INPUT FOR THIS TASK: Begin

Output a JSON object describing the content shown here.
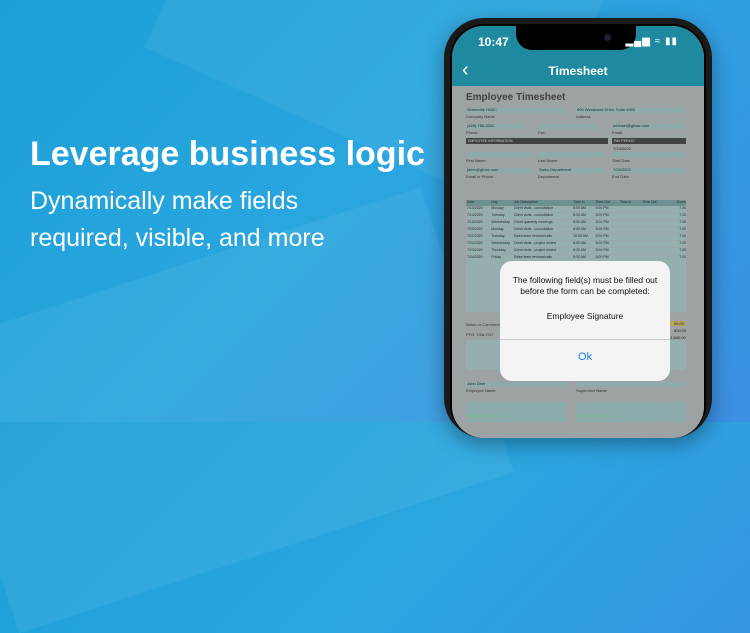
{
  "promo": {
    "headline": "Leverage business logic",
    "subline_1": "Dynamically make fields",
    "subline_2": "required, visible, and more"
  },
  "status_bar": {
    "time": "10:47"
  },
  "nav": {
    "title": "Timesheet"
  },
  "form": {
    "title": "Employee Timesheet",
    "company_value": "Greenville HVAC",
    "company_label": "Company Name",
    "address_value": "800 Westwood Drive, Suite #300",
    "address_label": "Address",
    "phone_value": "(425) 788-3302",
    "phone_label": "Phone",
    "fax_label": "Fax",
    "email_value": "michael@gfnac.com",
    "email_label": "Email",
    "emp_info_header": "EMPLOYEE INFORMATION",
    "pay_period_header": "PAY PERIOD",
    "start_date_value": "7/13/2020",
    "first_name_label": "First Name",
    "last_name_label": "Last Name",
    "start_date_label": "Start Date",
    "emp_email_value": "jdeer@gfnac.com",
    "dept_value": "Sales Department",
    "end_date_value": "7/24/2020",
    "email_phone_label": "Email or Phone",
    "dept_label": "Department",
    "end_date_label": "End Date",
    "table_headers": [
      "Date",
      "Day",
      "Job Description",
      "Time In",
      "Time Out",
      "Time In",
      "Time Out",
      "Hours"
    ],
    "rows": [
      [
        "7/13/2020",
        "Monday",
        "Client visits - consultation",
        "8:00 AM",
        "3:00 PM",
        "",
        "",
        "7.00"
      ],
      [
        "7/14/2020",
        "Tuesday",
        "Client visits - consultation",
        "8:00 AM",
        "3:00 PM",
        "",
        "",
        "7.00"
      ],
      [
        "7/15/2020",
        "Wednesday",
        "Client quarterly meetings",
        "8:00 AM",
        "3:00 PM",
        "",
        "",
        "7.00"
      ],
      [
        "7/20/2020",
        "Monday",
        "Client visits - consultation",
        "8:00 AM",
        "3:00 PM",
        "",
        "",
        "7.00"
      ],
      [
        "7/21/2020",
        "Tuesday",
        "Sales team reviews/calls",
        "10:00 AM",
        "5:00 PM",
        "",
        "",
        "7.00"
      ],
      [
        "7/22/2020",
        "Wednesday",
        "Client visits - project review",
        "8:00 AM",
        "3:00 PM",
        "",
        "",
        "7.00"
      ],
      [
        "7/23/2020",
        "Thursday",
        "Client visits - project review",
        "8:00 AM",
        "3:00 PM",
        "",
        "",
        "7.00"
      ],
      [
        "7/24/2020",
        "Friday",
        "Sales team reviews/calls",
        "8:00 AM",
        "3:00 PM",
        "",
        "",
        "7.00"
      ]
    ],
    "notes_label": "Notes or Comments",
    "total_hours": "56.00",
    "rate": "$30.00",
    "pto_label": "PTO: 7/16-7/17",
    "total_pay": "$1,680.00",
    "employee_name_value": "John Deer",
    "employee_name_label": "Employee Name",
    "supervisor_name_label": "Supervisor Name",
    "employee_signature_label": "Employee Signature",
    "supervisor_signature_label": "Supervisor Signature"
  },
  "dialog": {
    "message": "The following field(s) must be filled out before the form can be completed:",
    "field": "Employee Signature",
    "ok_label": "Ok"
  }
}
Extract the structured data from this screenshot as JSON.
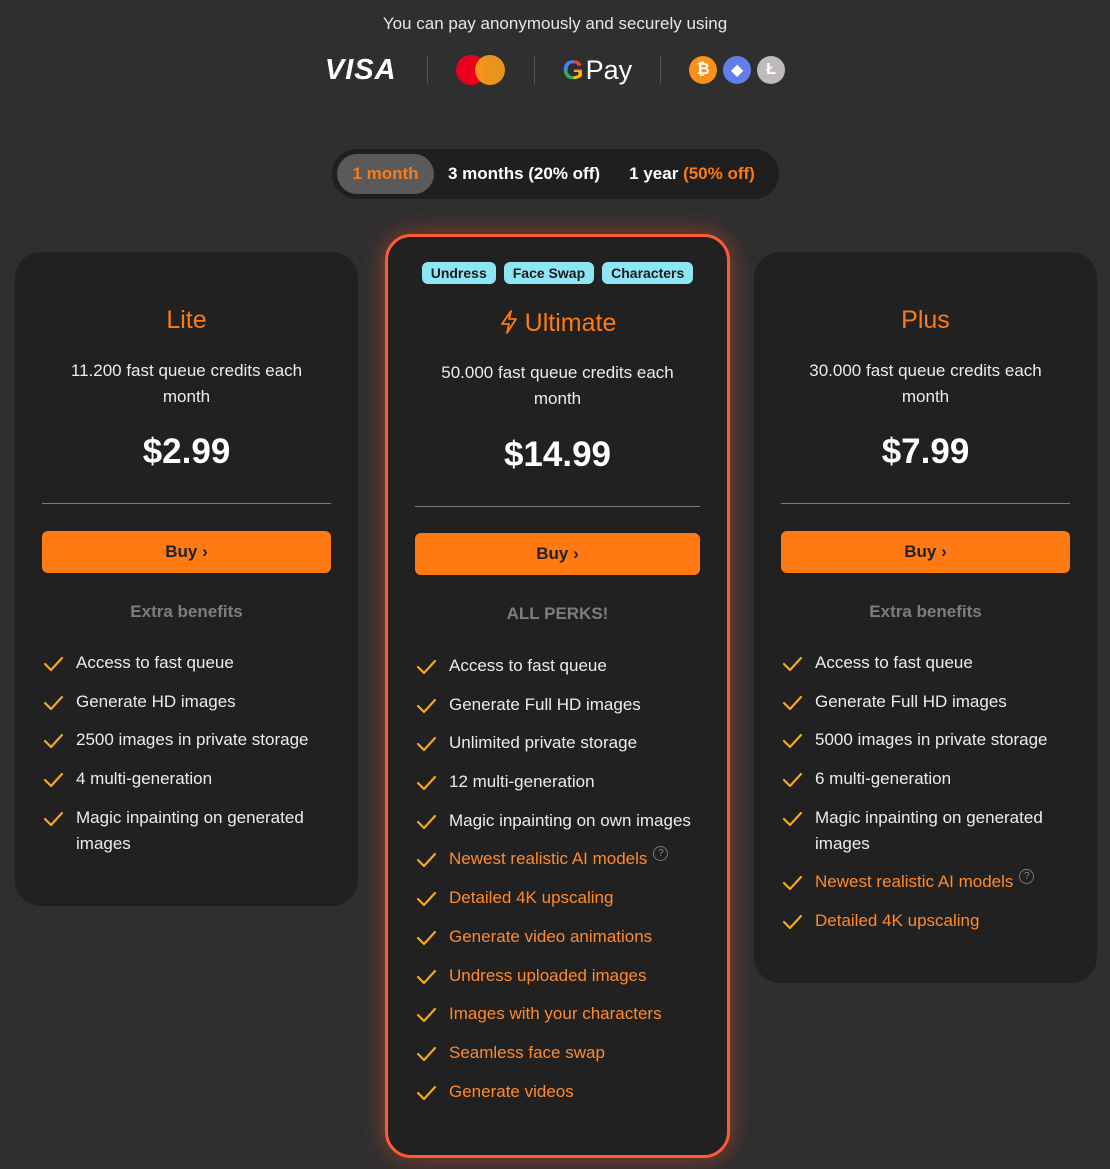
{
  "payment": {
    "caption": "You can pay anonymously and securely using",
    "visa": "VISA",
    "gpay": "Pay",
    "gpay_g": "G",
    "crypto_icons": [
      "bitcoin-icon",
      "ethereum-icon",
      "litecoin-icon"
    ]
  },
  "period_toggle": {
    "options": [
      {
        "label": "1 month",
        "selected": true
      },
      {
        "label": "3 months (20% off)",
        "selected": false
      },
      {
        "label": "1 year",
        "suffix": "(50% off)",
        "selected": false
      }
    ]
  },
  "colors": {
    "accent": "#ff7a12",
    "card_bg": "#212121",
    "page_bg": "#2f2f2f",
    "highlight_border": "#ff5a36",
    "tag_bg": "#8ee6f4"
  },
  "plans": {
    "lite": {
      "title": "Lite",
      "credits": "11.200 fast queue credits each month",
      "price": "$2.99",
      "buy": "Buy ›",
      "perks_label": "Extra benefits",
      "features": [
        "Access to fast queue",
        "Generate HD images",
        "2500 images in private storage",
        "4 multi-generation",
        "Magic inpainting on generated images"
      ]
    },
    "ultimate": {
      "tags": [
        "Undress",
        "Face Swap",
        "Characters"
      ],
      "title": "Ultimate",
      "credits": "50.000 fast queue credits each month",
      "price": "$14.99",
      "buy": "Buy ›",
      "perks_label": "ALL PERKS!",
      "features": [
        "Access to fast queue",
        "Generate Full HD images",
        "Unlimited private storage",
        "12 multi-generation",
        "Magic inpainting on own images",
        "Newest realistic AI models",
        "Detailed 4K upscaling",
        "Generate video animations",
        "Undress uploaded images",
        "Images with your characters",
        "Seamless face swap",
        "Generate videos"
      ]
    },
    "plus": {
      "title": "Plus",
      "credits": "30.000 fast queue credits each month",
      "price": "$7.99",
      "buy": "Buy ›",
      "perks_label": "Extra benefits",
      "features": [
        "Access to fast queue",
        "Generate Full HD images",
        "5000 images in private storage",
        "6 multi-generation",
        "Magic inpainting on generated images",
        "Newest realistic AI models",
        "Detailed 4K upscaling"
      ]
    }
  }
}
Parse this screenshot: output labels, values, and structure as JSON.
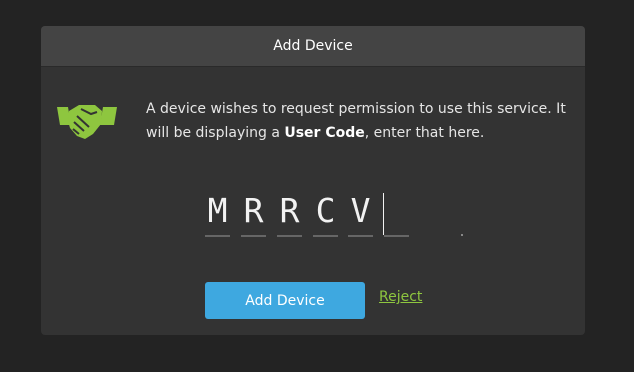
{
  "dialog": {
    "title": "Add Device",
    "message_part1": "A device wishes to request permission to use this service. It will be displaying a ",
    "message_bold": "User Code",
    "message_part2": ", enter that here.",
    "icon": "handshake-icon",
    "code": [
      "M",
      "R",
      "R",
      "C",
      "V",
      ""
    ],
    "add_button_label": "Add Device",
    "reject_label": "Reject"
  },
  "colors": {
    "background": "#232323",
    "dialog": "#333333",
    "header": "#444444",
    "accent_blue": "#3ea8e0",
    "accent_green": "#8ec63f"
  }
}
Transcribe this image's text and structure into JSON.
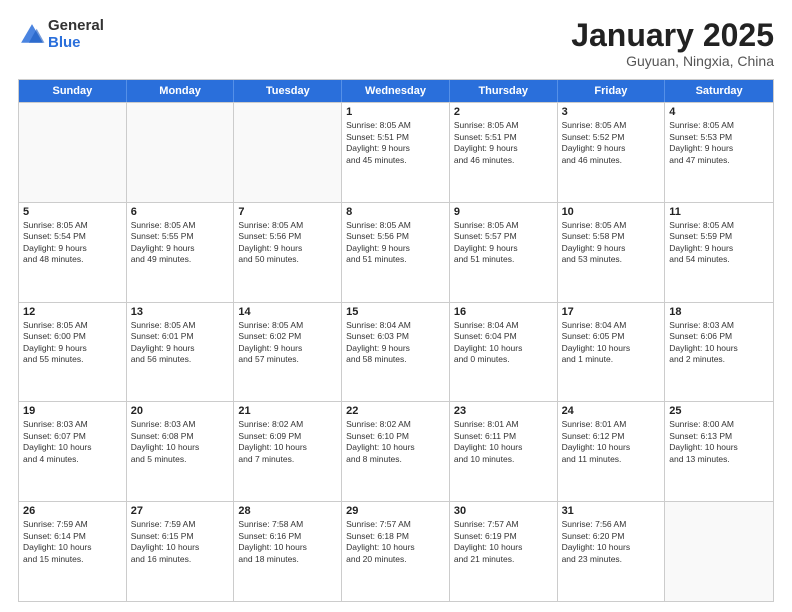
{
  "logo": {
    "general": "General",
    "blue": "Blue"
  },
  "title": "January 2025",
  "subtitle": "Guyuan, Ningxia, China",
  "days": [
    "Sunday",
    "Monday",
    "Tuesday",
    "Wednesday",
    "Thursday",
    "Friday",
    "Saturday"
  ],
  "weeks": [
    [
      {
        "day": "",
        "lines": []
      },
      {
        "day": "",
        "lines": []
      },
      {
        "day": "",
        "lines": []
      },
      {
        "day": "1",
        "lines": [
          "Sunrise: 8:05 AM",
          "Sunset: 5:51 PM",
          "Daylight: 9 hours",
          "and 45 minutes."
        ]
      },
      {
        "day": "2",
        "lines": [
          "Sunrise: 8:05 AM",
          "Sunset: 5:51 PM",
          "Daylight: 9 hours",
          "and 46 minutes."
        ]
      },
      {
        "day": "3",
        "lines": [
          "Sunrise: 8:05 AM",
          "Sunset: 5:52 PM",
          "Daylight: 9 hours",
          "and 46 minutes."
        ]
      },
      {
        "day": "4",
        "lines": [
          "Sunrise: 8:05 AM",
          "Sunset: 5:53 PM",
          "Daylight: 9 hours",
          "and 47 minutes."
        ]
      }
    ],
    [
      {
        "day": "5",
        "lines": [
          "Sunrise: 8:05 AM",
          "Sunset: 5:54 PM",
          "Daylight: 9 hours",
          "and 48 minutes."
        ]
      },
      {
        "day": "6",
        "lines": [
          "Sunrise: 8:05 AM",
          "Sunset: 5:55 PM",
          "Daylight: 9 hours",
          "and 49 minutes."
        ]
      },
      {
        "day": "7",
        "lines": [
          "Sunrise: 8:05 AM",
          "Sunset: 5:56 PM",
          "Daylight: 9 hours",
          "and 50 minutes."
        ]
      },
      {
        "day": "8",
        "lines": [
          "Sunrise: 8:05 AM",
          "Sunset: 5:56 PM",
          "Daylight: 9 hours",
          "and 51 minutes."
        ]
      },
      {
        "day": "9",
        "lines": [
          "Sunrise: 8:05 AM",
          "Sunset: 5:57 PM",
          "Daylight: 9 hours",
          "and 51 minutes."
        ]
      },
      {
        "day": "10",
        "lines": [
          "Sunrise: 8:05 AM",
          "Sunset: 5:58 PM",
          "Daylight: 9 hours",
          "and 53 minutes."
        ]
      },
      {
        "day": "11",
        "lines": [
          "Sunrise: 8:05 AM",
          "Sunset: 5:59 PM",
          "Daylight: 9 hours",
          "and 54 minutes."
        ]
      }
    ],
    [
      {
        "day": "12",
        "lines": [
          "Sunrise: 8:05 AM",
          "Sunset: 6:00 PM",
          "Daylight: 9 hours",
          "and 55 minutes."
        ]
      },
      {
        "day": "13",
        "lines": [
          "Sunrise: 8:05 AM",
          "Sunset: 6:01 PM",
          "Daylight: 9 hours",
          "and 56 minutes."
        ]
      },
      {
        "day": "14",
        "lines": [
          "Sunrise: 8:05 AM",
          "Sunset: 6:02 PM",
          "Daylight: 9 hours",
          "and 57 minutes."
        ]
      },
      {
        "day": "15",
        "lines": [
          "Sunrise: 8:04 AM",
          "Sunset: 6:03 PM",
          "Daylight: 9 hours",
          "and 58 minutes."
        ]
      },
      {
        "day": "16",
        "lines": [
          "Sunrise: 8:04 AM",
          "Sunset: 6:04 PM",
          "Daylight: 10 hours",
          "and 0 minutes."
        ]
      },
      {
        "day": "17",
        "lines": [
          "Sunrise: 8:04 AM",
          "Sunset: 6:05 PM",
          "Daylight: 10 hours",
          "and 1 minute."
        ]
      },
      {
        "day": "18",
        "lines": [
          "Sunrise: 8:03 AM",
          "Sunset: 6:06 PM",
          "Daylight: 10 hours",
          "and 2 minutes."
        ]
      }
    ],
    [
      {
        "day": "19",
        "lines": [
          "Sunrise: 8:03 AM",
          "Sunset: 6:07 PM",
          "Daylight: 10 hours",
          "and 4 minutes."
        ]
      },
      {
        "day": "20",
        "lines": [
          "Sunrise: 8:03 AM",
          "Sunset: 6:08 PM",
          "Daylight: 10 hours",
          "and 5 minutes."
        ]
      },
      {
        "day": "21",
        "lines": [
          "Sunrise: 8:02 AM",
          "Sunset: 6:09 PM",
          "Daylight: 10 hours",
          "and 7 minutes."
        ]
      },
      {
        "day": "22",
        "lines": [
          "Sunrise: 8:02 AM",
          "Sunset: 6:10 PM",
          "Daylight: 10 hours",
          "and 8 minutes."
        ]
      },
      {
        "day": "23",
        "lines": [
          "Sunrise: 8:01 AM",
          "Sunset: 6:11 PM",
          "Daylight: 10 hours",
          "and 10 minutes."
        ]
      },
      {
        "day": "24",
        "lines": [
          "Sunrise: 8:01 AM",
          "Sunset: 6:12 PM",
          "Daylight: 10 hours",
          "and 11 minutes."
        ]
      },
      {
        "day": "25",
        "lines": [
          "Sunrise: 8:00 AM",
          "Sunset: 6:13 PM",
          "Daylight: 10 hours",
          "and 13 minutes."
        ]
      }
    ],
    [
      {
        "day": "26",
        "lines": [
          "Sunrise: 7:59 AM",
          "Sunset: 6:14 PM",
          "Daylight: 10 hours",
          "and 15 minutes."
        ]
      },
      {
        "day": "27",
        "lines": [
          "Sunrise: 7:59 AM",
          "Sunset: 6:15 PM",
          "Daylight: 10 hours",
          "and 16 minutes."
        ]
      },
      {
        "day": "28",
        "lines": [
          "Sunrise: 7:58 AM",
          "Sunset: 6:16 PM",
          "Daylight: 10 hours",
          "and 18 minutes."
        ]
      },
      {
        "day": "29",
        "lines": [
          "Sunrise: 7:57 AM",
          "Sunset: 6:18 PM",
          "Daylight: 10 hours",
          "and 20 minutes."
        ]
      },
      {
        "day": "30",
        "lines": [
          "Sunrise: 7:57 AM",
          "Sunset: 6:19 PM",
          "Daylight: 10 hours",
          "and 21 minutes."
        ]
      },
      {
        "day": "31",
        "lines": [
          "Sunrise: 7:56 AM",
          "Sunset: 6:20 PM",
          "Daylight: 10 hours",
          "and 23 minutes."
        ]
      },
      {
        "day": "",
        "lines": []
      }
    ]
  ]
}
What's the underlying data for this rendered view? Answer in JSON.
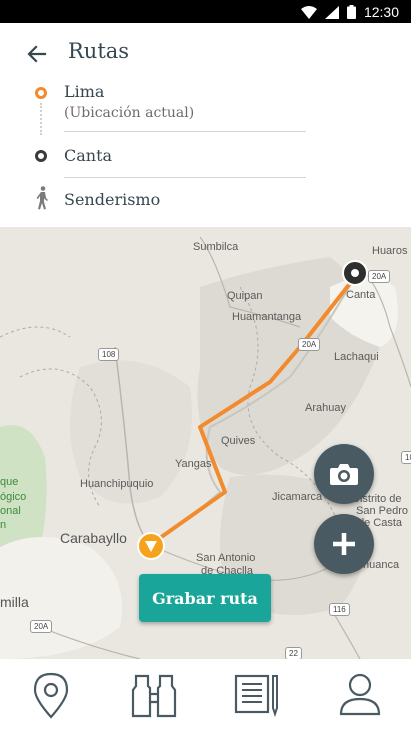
{
  "status_bar": {
    "time": "12:30"
  },
  "header": {
    "title": "Rutas",
    "origin": {
      "name": "Lima",
      "subtitle": "(Ubicación actual)"
    },
    "destination": {
      "name": "Canta"
    },
    "mode": {
      "name": "Senderismo"
    }
  },
  "map": {
    "labels": {
      "huaros": "Huaros",
      "sumbilca": "Sumbilca",
      "quipan": "Quipan",
      "huamantanga": "Huamantanga",
      "canta": "Canta",
      "lachaqui": "Lachaqui",
      "arahuay": "Arahuay",
      "quives": "Quives",
      "yangas": "Yangas",
      "huanchipuquio": "Huanchipuquio",
      "jicamarca": "Jicamarca",
      "distrito": "Distrito de",
      "san_pedro": "San Pedro",
      "de_casta": "de Casta",
      "huanca": "huanca",
      "carabayllo": "Carabayllo",
      "san_antonio": "San Antonio",
      "de_chaclla": "de Chaclla",
      "milla": "milla",
      "que": "que",
      "logico": "ógico",
      "onal": "onal",
      "n": "n"
    },
    "shields": {
      "r108": "108",
      "r20a_top": "20A",
      "r20a_mid": "20A",
      "r10": "10",
      "r116": "116",
      "r20a_bottom": "20A",
      "r22": "22"
    },
    "record_button_label": "Grabar ruta"
  },
  "colors": {
    "route": "#f28a2e",
    "accent": "#1aa59a",
    "fab": "#4a5a63",
    "origin": "#f28a2e"
  },
  "icons": {
    "back": "arrow-left-icon",
    "walk": "hiker-icon",
    "camera": "camera-icon",
    "add": "plus-icon",
    "nav": [
      "location-pin-icon",
      "binoculars-icon",
      "journal-icon",
      "person-icon"
    ]
  }
}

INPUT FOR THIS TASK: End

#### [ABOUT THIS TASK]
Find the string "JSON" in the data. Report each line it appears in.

#### [TASK RESULT]
Output a JSON object describing the content shown here.
Extract the structured data from this screenshot as JSON.
Parse this screenshot: output labels, values, and structure as JSON.
Transcribe this image's text and structure into JSON.
What's the underlying data for this rendered view? Answer in JSON.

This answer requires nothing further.